#### WORK INSTRUCTION
All of the records are to be reproduced exactly.

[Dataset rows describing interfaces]
* * * *
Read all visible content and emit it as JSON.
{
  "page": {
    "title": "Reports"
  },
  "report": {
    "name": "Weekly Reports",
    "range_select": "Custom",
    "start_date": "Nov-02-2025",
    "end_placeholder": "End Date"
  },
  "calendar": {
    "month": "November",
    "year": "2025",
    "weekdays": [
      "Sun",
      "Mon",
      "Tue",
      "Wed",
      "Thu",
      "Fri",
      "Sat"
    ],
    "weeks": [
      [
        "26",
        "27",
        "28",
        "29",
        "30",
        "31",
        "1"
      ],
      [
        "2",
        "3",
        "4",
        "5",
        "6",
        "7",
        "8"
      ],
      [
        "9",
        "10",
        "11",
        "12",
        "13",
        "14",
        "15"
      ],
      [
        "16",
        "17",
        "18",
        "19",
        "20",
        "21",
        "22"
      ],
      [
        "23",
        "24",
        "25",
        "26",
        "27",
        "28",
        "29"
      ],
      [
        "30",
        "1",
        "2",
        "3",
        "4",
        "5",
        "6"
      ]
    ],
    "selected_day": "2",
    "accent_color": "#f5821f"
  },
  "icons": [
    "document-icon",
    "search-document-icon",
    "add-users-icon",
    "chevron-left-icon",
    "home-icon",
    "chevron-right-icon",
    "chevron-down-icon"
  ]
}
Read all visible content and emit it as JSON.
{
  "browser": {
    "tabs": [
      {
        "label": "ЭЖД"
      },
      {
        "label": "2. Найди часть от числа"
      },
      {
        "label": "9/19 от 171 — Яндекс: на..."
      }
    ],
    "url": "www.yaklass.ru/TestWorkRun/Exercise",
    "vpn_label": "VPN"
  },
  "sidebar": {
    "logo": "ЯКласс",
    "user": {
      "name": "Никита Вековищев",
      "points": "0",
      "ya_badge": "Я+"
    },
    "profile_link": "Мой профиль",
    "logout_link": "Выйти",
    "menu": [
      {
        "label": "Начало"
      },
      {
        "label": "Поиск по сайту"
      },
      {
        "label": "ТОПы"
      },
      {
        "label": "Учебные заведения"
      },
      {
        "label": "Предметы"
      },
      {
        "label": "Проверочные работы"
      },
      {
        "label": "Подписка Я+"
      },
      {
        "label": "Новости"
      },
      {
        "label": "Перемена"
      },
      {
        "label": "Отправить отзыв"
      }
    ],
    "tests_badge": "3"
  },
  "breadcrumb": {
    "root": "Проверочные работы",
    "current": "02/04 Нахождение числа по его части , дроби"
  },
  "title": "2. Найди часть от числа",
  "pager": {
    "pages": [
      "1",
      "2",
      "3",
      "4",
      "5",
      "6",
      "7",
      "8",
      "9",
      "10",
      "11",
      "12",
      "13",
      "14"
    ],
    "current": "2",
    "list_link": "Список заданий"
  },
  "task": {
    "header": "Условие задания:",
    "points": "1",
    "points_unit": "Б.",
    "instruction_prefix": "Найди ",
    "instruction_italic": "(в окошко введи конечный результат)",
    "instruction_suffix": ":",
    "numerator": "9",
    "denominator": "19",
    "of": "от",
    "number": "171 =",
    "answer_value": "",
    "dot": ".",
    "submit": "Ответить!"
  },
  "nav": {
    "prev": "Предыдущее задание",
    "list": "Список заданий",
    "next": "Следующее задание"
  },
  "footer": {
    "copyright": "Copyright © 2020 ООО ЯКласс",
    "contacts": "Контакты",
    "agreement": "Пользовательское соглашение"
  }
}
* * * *
#### FINAL ANSWER
Read all visible content and emit it as JSON.
{
  "page": {
    "title": "Reports"
  },
  "report": {
    "name": "Weekly Reports",
    "range_select": "Custom",
    "start_date": "Nov-02-2025",
    "end_placeholder": "End Date"
  },
  "calendar": {
    "month": "November",
    "year": "2025",
    "weekdays": [
      "Sun",
      "Mon",
      "Tue",
      "Wed",
      "Thu",
      "Fri",
      "Sat"
    ],
    "weeks": [
      [
        "26",
        "27",
        "28",
        "29",
        "30",
        "31",
        "1"
      ],
      [
        "2",
        "3",
        "4",
        "5",
        "6",
        "7",
        "8"
      ],
      [
        "9",
        "10",
        "11",
        "12",
        "13",
        "14",
        "15"
      ],
      [
        "16",
        "17",
        "18",
        "19",
        "20",
        "21",
        "22"
      ],
      [
        "23",
        "24",
        "25",
        "26",
        "27",
        "28",
        "29"
      ],
      [
        "30",
        "1",
        "2",
        "3",
        "4",
        "5",
        "6"
      ]
    ],
    "selected_day": "2",
    "accent_color": "#f5821f"
  },
  "icons": [
    "document-icon",
    "search-document-icon",
    "add-users-icon",
    "chevron-left-icon",
    "home-icon",
    "chevron-right-icon",
    "chevron-down-icon"
  ]
}
Read all visible content and emit it as JSON.
{
  "browser": {
    "tabs": [
      {
        "label": "ЭЖД"
      },
      {
        "label": "2. Найди часть от числа"
      },
      {
        "label": "9/19 от 171 — Яндекс: на..."
      }
    ],
    "url": "www.yaklass.ru/TestWorkRun/Exercise",
    "vpn_label": "VPN"
  },
  "sidebar": {
    "logo": "ЯКласс",
    "user": {
      "name": "Никита Вековищев",
      "points": "0",
      "ya_badge": "Я+"
    },
    "profile_link": "Мой профиль",
    "logout_link": "Выйти",
    "menu": [
      {
        "label": "Начало"
      },
      {
        "label": "Поиск по сайту"
      },
      {
        "label": "ТОПы"
      },
      {
        "label": "Учебные заведения"
      },
      {
        "label": "Предметы"
      },
      {
        "label": "Проверочные работы"
      },
      {
        "label": "Подписка Я+"
      },
      {
        "label": "Новости"
      },
      {
        "label": "Перемена"
      },
      {
        "label": "Отправить отзыв"
      }
    ],
    "tests_badge": "3"
  },
  "breadcrumb": {
    "root": "Проверочные работы",
    "current": "02/04 Нахождение числа по его части , дроби"
  },
  "title": "2. Найди часть от числа",
  "pager": {
    "pages": [
      "1",
      "2",
      "3",
      "4",
      "5",
      "6",
      "7",
      "8",
      "9",
      "10",
      "11",
      "12",
      "13",
      "14"
    ],
    "current": "2",
    "list_link": "Список заданий"
  },
  "task": {
    "header": "Условие задания:",
    "points": "1",
    "points_unit": "Б.",
    "instruction_prefix": "Найди ",
    "instruction_italic": "(в окошко введи конечный результат)",
    "instruction_suffix": ":",
    "numerator": "9",
    "denominator": "19",
    "of": "от",
    "number": "171 =",
    "answer_value": "",
    "dot": ".",
    "submit": "Ответить!"
  },
  "nav": {
    "prev": "Предыдущее задание",
    "list": "Список заданий",
    "next": "Следующее задание"
  },
  "footer": {
    "copyright": "Copyright © 2020 ООО ЯКласс",
    "contacts": "Контакты",
    "agreement": "Пользовательское соглашение"
  }
}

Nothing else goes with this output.